In the bad old days of corporate video the method of being, “on brand” was, make the background a brand colour, bang the logo in the top right and make sure you use the ‘tone of voice’ guide. It was an ultra-conservative interpretation of brand guidelines and usually came about due to budget restriction caused by the much higher production cost that existed before powerful computers, digital delivery and intuitive animation software.
Thankfully those days are gone, yet sometimes there’s still a tendency to hold the reins tightly when it comes to interpretation of a brand.
Of course, it would be a strange state of affairs for a client to come in and just ask us to go nuts, throw the guidelines over our shoulder and start scribbling. I do completely understand that there are very defined limits to what you can do with a brand. But I also feel, that certainly in the field of internal communications, you should be giving the creative freedom to get close to those limits. Not to break them, no. As I said earlier, it’s got to feel “part of the family” but staying away from the edges ultimately means walking a narrow and restricted path down the middle.

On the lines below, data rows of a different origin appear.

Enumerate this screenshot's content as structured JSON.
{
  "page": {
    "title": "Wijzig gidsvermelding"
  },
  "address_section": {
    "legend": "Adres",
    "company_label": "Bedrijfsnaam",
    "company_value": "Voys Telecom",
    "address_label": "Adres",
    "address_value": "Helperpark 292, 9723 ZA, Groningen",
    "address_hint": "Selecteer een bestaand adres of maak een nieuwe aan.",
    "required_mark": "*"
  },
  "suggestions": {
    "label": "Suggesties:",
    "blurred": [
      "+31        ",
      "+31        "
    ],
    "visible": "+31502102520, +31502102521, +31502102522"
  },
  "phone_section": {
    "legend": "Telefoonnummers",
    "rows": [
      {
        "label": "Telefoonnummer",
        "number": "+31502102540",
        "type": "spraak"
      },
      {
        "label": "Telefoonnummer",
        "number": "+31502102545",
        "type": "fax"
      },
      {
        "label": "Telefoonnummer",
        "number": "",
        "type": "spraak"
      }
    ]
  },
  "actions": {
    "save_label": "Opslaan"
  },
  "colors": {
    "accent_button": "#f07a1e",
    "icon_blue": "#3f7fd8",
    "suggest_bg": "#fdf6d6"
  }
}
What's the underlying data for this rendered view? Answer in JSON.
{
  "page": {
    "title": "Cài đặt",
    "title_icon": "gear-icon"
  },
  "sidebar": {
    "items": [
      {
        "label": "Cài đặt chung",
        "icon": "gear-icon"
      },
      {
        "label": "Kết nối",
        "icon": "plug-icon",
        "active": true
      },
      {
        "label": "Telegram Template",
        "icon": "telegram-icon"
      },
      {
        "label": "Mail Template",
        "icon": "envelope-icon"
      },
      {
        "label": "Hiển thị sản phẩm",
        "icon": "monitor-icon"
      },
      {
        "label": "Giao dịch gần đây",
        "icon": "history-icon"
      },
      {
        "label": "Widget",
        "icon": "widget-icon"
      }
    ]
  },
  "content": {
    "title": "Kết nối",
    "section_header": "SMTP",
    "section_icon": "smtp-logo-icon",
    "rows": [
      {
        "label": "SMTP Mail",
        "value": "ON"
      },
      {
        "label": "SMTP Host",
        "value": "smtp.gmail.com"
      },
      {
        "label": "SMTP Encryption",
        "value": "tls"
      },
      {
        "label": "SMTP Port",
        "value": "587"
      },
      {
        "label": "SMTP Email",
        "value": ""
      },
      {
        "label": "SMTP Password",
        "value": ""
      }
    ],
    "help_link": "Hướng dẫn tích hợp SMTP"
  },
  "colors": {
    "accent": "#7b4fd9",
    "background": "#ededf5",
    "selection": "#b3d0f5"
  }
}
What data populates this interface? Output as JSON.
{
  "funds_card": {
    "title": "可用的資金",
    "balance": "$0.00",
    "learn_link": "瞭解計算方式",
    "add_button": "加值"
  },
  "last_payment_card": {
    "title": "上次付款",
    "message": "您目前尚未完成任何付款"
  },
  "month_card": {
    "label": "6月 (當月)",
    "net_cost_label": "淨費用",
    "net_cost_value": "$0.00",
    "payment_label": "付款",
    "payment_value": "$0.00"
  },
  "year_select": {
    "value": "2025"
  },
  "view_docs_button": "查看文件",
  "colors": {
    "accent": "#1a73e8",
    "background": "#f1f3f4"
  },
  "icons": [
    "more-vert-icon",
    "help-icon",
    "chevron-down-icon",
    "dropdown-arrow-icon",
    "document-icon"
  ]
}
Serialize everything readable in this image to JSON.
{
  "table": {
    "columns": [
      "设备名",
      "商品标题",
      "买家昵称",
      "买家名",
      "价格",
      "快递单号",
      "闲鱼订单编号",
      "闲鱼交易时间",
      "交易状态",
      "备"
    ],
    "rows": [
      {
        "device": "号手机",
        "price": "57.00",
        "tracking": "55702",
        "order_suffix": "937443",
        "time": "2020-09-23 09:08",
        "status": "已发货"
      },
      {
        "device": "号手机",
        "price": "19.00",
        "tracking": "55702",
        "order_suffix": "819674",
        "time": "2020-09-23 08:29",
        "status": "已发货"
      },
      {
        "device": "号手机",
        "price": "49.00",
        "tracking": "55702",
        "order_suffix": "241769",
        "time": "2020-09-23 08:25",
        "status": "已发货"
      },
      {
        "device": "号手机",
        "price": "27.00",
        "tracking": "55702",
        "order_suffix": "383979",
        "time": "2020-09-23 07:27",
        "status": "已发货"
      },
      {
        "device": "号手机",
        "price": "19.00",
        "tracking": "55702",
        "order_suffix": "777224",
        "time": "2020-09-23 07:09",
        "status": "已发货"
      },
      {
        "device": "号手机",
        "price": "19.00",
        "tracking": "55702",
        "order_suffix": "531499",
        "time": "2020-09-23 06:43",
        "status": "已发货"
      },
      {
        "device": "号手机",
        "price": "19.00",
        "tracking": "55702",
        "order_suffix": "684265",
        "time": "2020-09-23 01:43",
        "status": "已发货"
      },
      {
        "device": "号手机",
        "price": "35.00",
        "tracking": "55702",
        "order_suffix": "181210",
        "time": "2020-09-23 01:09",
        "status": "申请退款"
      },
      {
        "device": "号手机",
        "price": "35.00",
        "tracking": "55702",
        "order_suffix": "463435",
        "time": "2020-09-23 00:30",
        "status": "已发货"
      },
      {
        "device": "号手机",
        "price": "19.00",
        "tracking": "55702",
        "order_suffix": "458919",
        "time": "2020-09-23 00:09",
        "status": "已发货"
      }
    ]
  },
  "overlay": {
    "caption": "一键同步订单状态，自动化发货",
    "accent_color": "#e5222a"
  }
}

Internal video communications can, in my opinion, be some of the most challenging work that you can do. Consider the multitude of things that you have to talk about with a workforce, everything from how to lift a box correctly, to what’s going to happen with their pension. So would you really use the exact same approach each time, the safer, narrower interpretation of the brand guidelines? Because if you did, what your video would be, is a Star Wars LEGO™ X-Wing…
See. We haven’t strayed very far from LEGO™. Apologies, but bear with me here…
The Star Wars LEGO™ X-Wing is a thing of beauty. It costs about a hundred quid, it’s rarer then hen’s teeth and perfectly captures Joe Johnston’s retro future design. But if I was to drop my LEGO™ X-Wing on the floor and try and build an Audi RS4 out of it, I will come away very disappointed. All the parts are the wrong colour, too many specialised bricks, just inappropriate to the task. The kit will only ever build an X-Wing.
And this brings us to what can cause internal videos to fail. With a narrow interpretation of brand that forbids different approaches and techniques for fear of not being, “on brand”, you can get a suite of communications that blend into an anonymous sequence of background noise. When actually, with proper care, attention and understanding of the guidelines you can push the edges of the envelope, but still be one hundred per cent on brand.
This lets each communication be an individual message with its own identity, that has impact, but is still part of your brand. It will employ the right techniques for the message you’re communicating, getting maximum impact and buy-in from the viewer.
There are some interesting ideas on this at the moment around just how far that should go with a brand. UCLA carried out an experiment and came to the conclusion that we can suffer from “attentional saturation” in that; the more we see something, the less we notice it. Could this give rise to mainstream responsive branding?
So go on, give your creative that big ice-cream tub of brand bricks, have your guidelines be flexible like the “Idea Book”. Let them build the perfect model space ship and then turn it into a robot with lasers. You know it’s going to look like LEGO™ when they’re done.